Do users have enough power?
Or are they gaining too much!
Pundits say we are entering a new era of freedom and empowerment. Users should be allowed to do whatever they want to improve productivity and make their lives easier. Whether it’s hooking up personal devices to the corporate network, storing confidential documents in DropBox, or discussing business matters over social networks, this is the way of the future and users should be allowed to get on with it.
Many IT pros question the wisdom of all this and try to lock things down on the grounds of security, compliance and cost control. They are then branded as Neanderthals who need to wake up and smell the coffee. Others are simply sitting back to wait for an altogether less pleasant scent as all sorts of stuff ultimately hits the fan as a result of the inevitable chaos.
Does it need to be all-out war between users and IT though? Maybe users feeling they need to do their own thing is a reflection of inadequacies in what the company provides. Rather than totally rejecting the cry for freedom, or going to the other extreme of giving in to it too easily, perhaps we should simply roll out more appealing and flexible corporate solutions.
Against this background, our latest Reg Reader survey looks to get under the skin of this highly controversial area.

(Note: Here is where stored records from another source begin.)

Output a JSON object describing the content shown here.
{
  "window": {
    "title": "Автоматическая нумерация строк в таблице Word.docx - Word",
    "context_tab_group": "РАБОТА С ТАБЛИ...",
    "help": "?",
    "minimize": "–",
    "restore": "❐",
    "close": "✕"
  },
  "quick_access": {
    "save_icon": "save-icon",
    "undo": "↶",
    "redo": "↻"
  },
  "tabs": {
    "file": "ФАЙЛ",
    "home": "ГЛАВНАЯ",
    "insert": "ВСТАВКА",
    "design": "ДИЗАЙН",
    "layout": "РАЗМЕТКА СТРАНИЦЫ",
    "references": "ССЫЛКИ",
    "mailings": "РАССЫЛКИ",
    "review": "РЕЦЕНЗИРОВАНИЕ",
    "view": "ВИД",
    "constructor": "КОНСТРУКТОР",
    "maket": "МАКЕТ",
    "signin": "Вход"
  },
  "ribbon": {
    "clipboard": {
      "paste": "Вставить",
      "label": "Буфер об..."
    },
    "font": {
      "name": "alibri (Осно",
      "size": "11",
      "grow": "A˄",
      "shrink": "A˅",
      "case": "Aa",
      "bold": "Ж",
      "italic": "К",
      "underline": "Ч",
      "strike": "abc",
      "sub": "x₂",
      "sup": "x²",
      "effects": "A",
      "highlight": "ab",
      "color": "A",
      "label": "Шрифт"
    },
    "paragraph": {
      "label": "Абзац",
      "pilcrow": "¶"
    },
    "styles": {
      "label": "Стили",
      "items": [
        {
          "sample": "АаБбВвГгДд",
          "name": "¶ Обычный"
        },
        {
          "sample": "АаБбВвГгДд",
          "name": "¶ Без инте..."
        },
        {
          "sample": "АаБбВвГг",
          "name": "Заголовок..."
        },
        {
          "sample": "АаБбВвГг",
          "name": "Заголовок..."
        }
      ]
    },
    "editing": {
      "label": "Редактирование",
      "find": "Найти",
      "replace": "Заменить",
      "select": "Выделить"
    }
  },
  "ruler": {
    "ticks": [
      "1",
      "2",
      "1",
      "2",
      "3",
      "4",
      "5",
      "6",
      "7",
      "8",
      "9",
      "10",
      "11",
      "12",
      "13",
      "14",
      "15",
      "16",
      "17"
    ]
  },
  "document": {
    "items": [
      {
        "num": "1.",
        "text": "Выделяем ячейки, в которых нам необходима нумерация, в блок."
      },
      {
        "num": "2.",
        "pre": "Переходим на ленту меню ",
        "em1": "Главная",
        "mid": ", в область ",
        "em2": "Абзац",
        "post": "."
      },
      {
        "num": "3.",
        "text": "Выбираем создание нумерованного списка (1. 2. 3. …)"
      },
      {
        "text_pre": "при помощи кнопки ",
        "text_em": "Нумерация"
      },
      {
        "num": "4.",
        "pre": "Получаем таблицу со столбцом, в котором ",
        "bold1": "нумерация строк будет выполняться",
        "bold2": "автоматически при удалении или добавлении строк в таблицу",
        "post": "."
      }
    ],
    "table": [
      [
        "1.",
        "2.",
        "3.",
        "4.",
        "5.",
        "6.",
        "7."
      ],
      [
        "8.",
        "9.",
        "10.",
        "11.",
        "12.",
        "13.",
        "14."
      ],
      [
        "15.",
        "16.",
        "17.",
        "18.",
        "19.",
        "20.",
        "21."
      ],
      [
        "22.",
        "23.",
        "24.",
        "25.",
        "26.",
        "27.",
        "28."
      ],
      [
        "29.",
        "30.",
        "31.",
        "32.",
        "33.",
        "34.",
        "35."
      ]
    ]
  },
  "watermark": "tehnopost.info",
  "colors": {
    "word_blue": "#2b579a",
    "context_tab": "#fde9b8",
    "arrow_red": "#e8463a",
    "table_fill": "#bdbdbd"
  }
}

So, if you are a frustrated user, an exasperated IT professional, or someone working in an environment where a happy equilibrium has been reached, we’d love to hear from you.

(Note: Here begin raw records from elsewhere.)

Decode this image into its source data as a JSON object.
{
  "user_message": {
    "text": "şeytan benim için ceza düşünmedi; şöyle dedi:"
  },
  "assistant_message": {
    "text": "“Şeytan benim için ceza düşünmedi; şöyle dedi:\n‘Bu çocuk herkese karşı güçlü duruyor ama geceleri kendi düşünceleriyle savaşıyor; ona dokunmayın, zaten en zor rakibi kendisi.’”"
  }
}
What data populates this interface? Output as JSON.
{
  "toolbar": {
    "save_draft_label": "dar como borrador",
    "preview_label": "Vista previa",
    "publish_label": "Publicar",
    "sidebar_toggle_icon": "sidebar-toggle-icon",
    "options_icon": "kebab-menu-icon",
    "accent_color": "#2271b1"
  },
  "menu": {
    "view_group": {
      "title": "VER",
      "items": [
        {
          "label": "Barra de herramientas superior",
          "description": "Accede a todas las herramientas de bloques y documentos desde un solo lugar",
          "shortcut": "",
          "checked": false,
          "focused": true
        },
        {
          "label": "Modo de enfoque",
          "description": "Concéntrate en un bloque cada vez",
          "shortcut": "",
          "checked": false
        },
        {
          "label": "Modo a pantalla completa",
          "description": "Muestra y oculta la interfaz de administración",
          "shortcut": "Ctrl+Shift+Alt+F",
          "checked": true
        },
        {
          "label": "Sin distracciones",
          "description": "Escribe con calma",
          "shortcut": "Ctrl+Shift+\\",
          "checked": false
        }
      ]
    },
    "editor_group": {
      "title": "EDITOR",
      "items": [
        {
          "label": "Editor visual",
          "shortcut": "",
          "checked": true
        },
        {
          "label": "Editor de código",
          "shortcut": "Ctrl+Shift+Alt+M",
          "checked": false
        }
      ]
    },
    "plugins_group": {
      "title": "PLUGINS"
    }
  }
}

It'll take you about 5mins to complete and you can start right here.
They don't need more power
Give users more power and they'll royally screw things up and then place the blame on anything but themselves and the cost to fix it, and the incumbent delays this causes to other tasks, will never be assigned to the user.

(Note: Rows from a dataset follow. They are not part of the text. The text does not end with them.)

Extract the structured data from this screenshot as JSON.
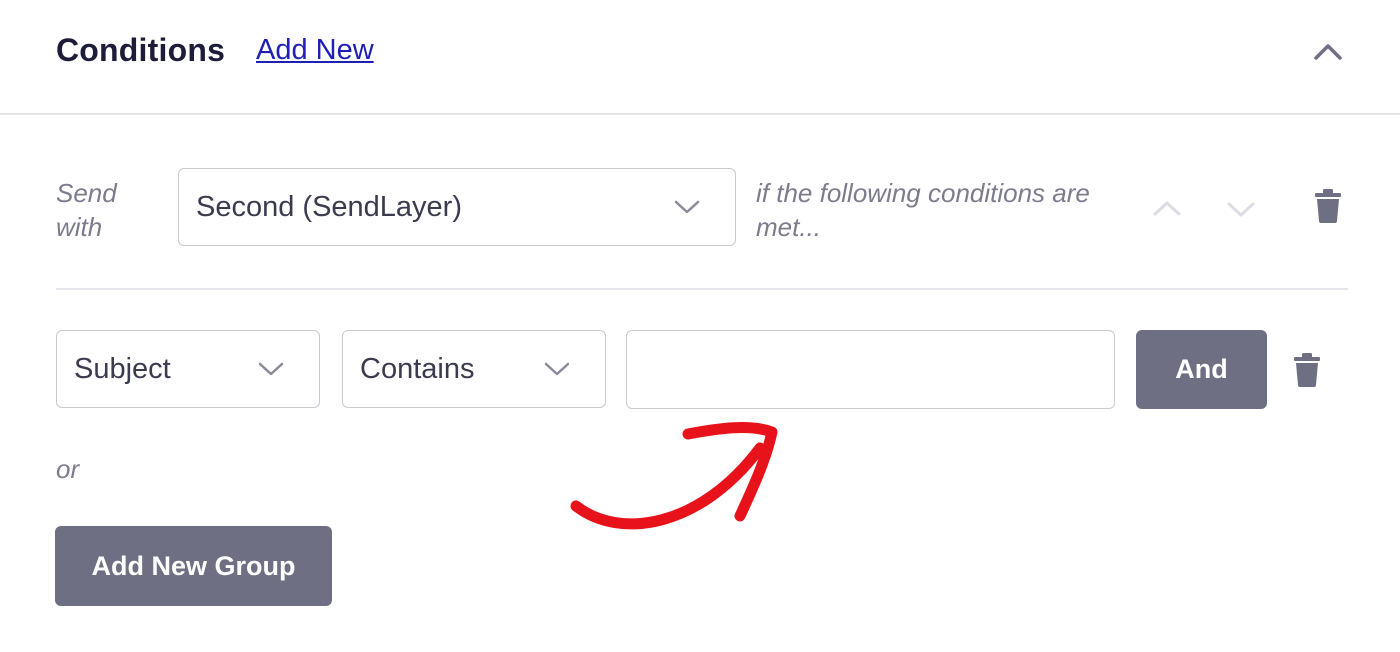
{
  "header": {
    "title": "Conditions",
    "add_new_label": "Add New",
    "collapse_icon": "chevron-up-icon"
  },
  "rule": {
    "send_label": "Send with",
    "provider_selected": "Second (SendLayer)",
    "conditions_text": "if the following conditions are met...",
    "move_up_icon": "chevron-up-icon",
    "move_down_icon": "chevron-down-icon",
    "delete_icon": "trash-icon"
  },
  "condition": {
    "field_selected": "Subject",
    "operator_selected": "Contains",
    "value": "",
    "and_label": "And",
    "delete_icon": "trash-icon"
  },
  "or_label": "or",
  "add_group_label": "Add New Group",
  "colors": {
    "button_bg": "#6f6f84",
    "link": "#1f1fb8",
    "annotation_arrow": "#e8121b",
    "title": "#1d1d3a"
  }
}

For example, sharepoint (an unmitigated POS at the best of times), has a security scheme that makes the standard Windows file and print security look sensible. Give users uncontrolled access to this and you'll be tracking access problems for weeks.
Likewise, give users full access to file security and you'll get endless problems relating to rights propagation, or rights not propagating. This is before the problem of share level rights overriding but not being overlaid in the security inspector and on some occasions propagating and others not.
These are just two examples of common technologies in place. Yes, MS could attempt to fix the abortive mess they created in the first place, but doing so would break millions of existing installations. MS may like to regularly fuck up the User Interface of systems but even they're not as stupid to make these changes.
The question is really what do users actually need? They don't need more power - it'll lead to problems. But the answer is partly in the question... "need". Needs change and a good IT department should be responsive and try to regularly re-assess users needs and promote a culture where users are able to suggest solutions and where the IT staff have the people skills to resolve what the users actually need, communicate with the user in sensible language and look for the best way forward.
Alternatively a snake-oil salesman can sell you BYOD.
You're asking for trouble if you let users have too much power.
This is my network, I use it to make money, and you are not allowed to connect to it without my permission, and then only under strict rules, set by me.
Anyone who thinks otherwise is deluded.